What saves Heretic is James Earle Jones as etymology's Dr. Benway (top and below), a man who is simultaneously both a trippy locust-shaman and an African etymologist working on ways to stop the swarms that regularly wipe out crops all across his native continent. I kept hoping he'd give Burton a flask of yellow bug powder so he could go around knocking on doors shouting "Exterminator!" and zapping Pazuzu's locust buddies even as his priestly collar turns into a black locust with a patch of white on its forehead, calling him "Dick" in a gravelly anus voice. At any rate its easier to believe Jones as a multi-dimensional locust shaman than it is to believe Burton's a priest or that anyone in this film is ever really in Africa. If you've ever had a fever or done psychedelics or read any Phillip K. Dick then you know that simultaneous multi-dimensional existence is doable, and Jones makes it seem feasible just from his gravitas. The way he effortlessly grasps Burton's lost, mangy situation on both fronts is pretty tripped out, and the highlight of the film.

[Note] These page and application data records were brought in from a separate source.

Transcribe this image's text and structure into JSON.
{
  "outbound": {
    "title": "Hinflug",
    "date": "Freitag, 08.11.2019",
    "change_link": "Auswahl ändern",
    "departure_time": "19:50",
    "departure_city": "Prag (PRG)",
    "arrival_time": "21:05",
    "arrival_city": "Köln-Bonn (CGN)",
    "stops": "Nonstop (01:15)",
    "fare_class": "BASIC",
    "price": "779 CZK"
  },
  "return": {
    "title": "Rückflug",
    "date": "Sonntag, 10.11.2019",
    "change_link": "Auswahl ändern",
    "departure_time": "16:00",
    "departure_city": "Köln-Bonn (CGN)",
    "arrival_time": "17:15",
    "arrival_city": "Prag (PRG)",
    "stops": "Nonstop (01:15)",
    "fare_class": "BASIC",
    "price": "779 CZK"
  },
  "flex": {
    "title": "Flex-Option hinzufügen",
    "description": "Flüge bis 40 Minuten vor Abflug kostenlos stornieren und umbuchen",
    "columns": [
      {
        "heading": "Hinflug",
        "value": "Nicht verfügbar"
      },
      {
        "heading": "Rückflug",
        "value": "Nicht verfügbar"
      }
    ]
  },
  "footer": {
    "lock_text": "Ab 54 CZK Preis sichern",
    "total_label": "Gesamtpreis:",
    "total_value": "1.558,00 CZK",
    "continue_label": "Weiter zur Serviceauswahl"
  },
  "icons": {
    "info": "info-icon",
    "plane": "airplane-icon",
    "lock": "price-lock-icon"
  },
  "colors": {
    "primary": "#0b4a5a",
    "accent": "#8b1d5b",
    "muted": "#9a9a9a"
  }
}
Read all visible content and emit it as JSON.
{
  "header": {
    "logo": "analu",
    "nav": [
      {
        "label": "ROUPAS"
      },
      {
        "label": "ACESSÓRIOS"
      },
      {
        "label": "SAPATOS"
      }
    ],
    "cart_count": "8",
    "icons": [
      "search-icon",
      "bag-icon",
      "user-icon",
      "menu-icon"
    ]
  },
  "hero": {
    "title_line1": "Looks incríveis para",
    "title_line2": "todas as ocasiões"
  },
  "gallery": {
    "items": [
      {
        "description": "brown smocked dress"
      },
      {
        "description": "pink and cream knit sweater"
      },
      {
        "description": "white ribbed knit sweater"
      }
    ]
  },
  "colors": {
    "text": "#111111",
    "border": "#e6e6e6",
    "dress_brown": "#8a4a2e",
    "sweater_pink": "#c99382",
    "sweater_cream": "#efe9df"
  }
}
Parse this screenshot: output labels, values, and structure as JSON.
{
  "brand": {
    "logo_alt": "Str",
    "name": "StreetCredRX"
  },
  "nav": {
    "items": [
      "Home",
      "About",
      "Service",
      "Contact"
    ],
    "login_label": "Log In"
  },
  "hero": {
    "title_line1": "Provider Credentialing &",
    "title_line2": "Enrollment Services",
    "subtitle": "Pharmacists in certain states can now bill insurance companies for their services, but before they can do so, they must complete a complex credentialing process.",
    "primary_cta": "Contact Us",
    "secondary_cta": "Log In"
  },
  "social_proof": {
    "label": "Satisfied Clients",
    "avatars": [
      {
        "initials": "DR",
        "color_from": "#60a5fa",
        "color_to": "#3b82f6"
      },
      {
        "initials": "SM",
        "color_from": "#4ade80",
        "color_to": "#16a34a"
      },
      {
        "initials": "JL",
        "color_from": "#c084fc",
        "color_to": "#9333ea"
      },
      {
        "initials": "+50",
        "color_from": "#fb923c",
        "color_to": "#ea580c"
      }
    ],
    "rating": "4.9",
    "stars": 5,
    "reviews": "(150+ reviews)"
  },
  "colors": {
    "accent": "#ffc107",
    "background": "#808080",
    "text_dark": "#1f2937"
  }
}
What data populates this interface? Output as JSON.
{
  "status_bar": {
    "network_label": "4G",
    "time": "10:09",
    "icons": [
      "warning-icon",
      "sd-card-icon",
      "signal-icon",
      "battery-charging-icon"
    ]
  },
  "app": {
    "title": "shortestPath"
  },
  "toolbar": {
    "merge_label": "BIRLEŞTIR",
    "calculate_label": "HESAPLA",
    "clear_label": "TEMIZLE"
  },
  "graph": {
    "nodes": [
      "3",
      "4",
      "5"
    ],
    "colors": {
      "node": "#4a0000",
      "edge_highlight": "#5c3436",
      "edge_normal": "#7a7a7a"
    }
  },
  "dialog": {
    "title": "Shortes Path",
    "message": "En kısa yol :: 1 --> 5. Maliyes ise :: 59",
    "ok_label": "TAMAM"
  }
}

The problem with Heretic is... and I hate to say this because I'm a fan-- Burton. He sucks in it. He must be in the throes of serious alcoholism and so unable to see straight in order to read cue cards, otherwise there's no reason he'd be so silent and sullen when he should be eating through the scenery like a wing-touched locust. Half the time he just ignores or doesn't answer direct questions posed by everyone from Regan to train conductors, like he's sulking because director Boorman promised him a drink and he isn't getting one. As the hours fritter by, Burton's shakes commence, or as he says as a much cooler priest in Night of the Iguana, "that's when the spook moves in." Burton at least got some opiate tea in that film, but he's pretty cut off in Heretic, and as the shakes come he tries to pass them off as holy madness, seizing his one chance at a diegetic libation by greedily gulping down a proffered sacramental wine goblet while atop the holy cliff in Africa. But as any alcoholic knows, one mere slam of wine when suffering booze withdrawal is like throwing a mug of water onto a bonfire. Lucky he gets stoned (literally) by the locals before heading back home to more holy shakes. Later he starts abusing Blair, feebly shoving her against a wall over and over in a futile attempt to kill her --death by feeble shoving! It's one of the most embarrassing displays of Satanic possession in cinema. Finally he succumbs to delirium tremens, and "locusts" start swarming all around him. Richard, there are no locusts, Why couldn't you have stopped at a liquor store?
The 7 Stations of a Dry Burton
|Station 1: Early morning Hangover|
(still slightly drunk from night before)
|Station 2: Existential Panic|
(drinks wear off completely)
|Station 3: Blind Rage / complete desperation|
|Station 4: Brief Reprieve (sacrament)|
So forget about logic. Forget about comparing the sequel to the original. Just appreciate the dark, fuzzy, muted cinematography of William Fraker (Rosemary's Baby), turn up the Morricone and pretend it's Fulci's wing that's touching you instead of Boorman's. And lastly, look at the shots below and see if you can guess, which ones are from Manhattan Baby and which from Exorcist 2. The answer... may surprise you!
See also my 10/09 piece Bad Acid 70s-80s, Part III: Drive-In Dream Logic, Italian-style!
1. "White man take acid. White man take acid and goes see the Exorcist" -SNL season 1 monologue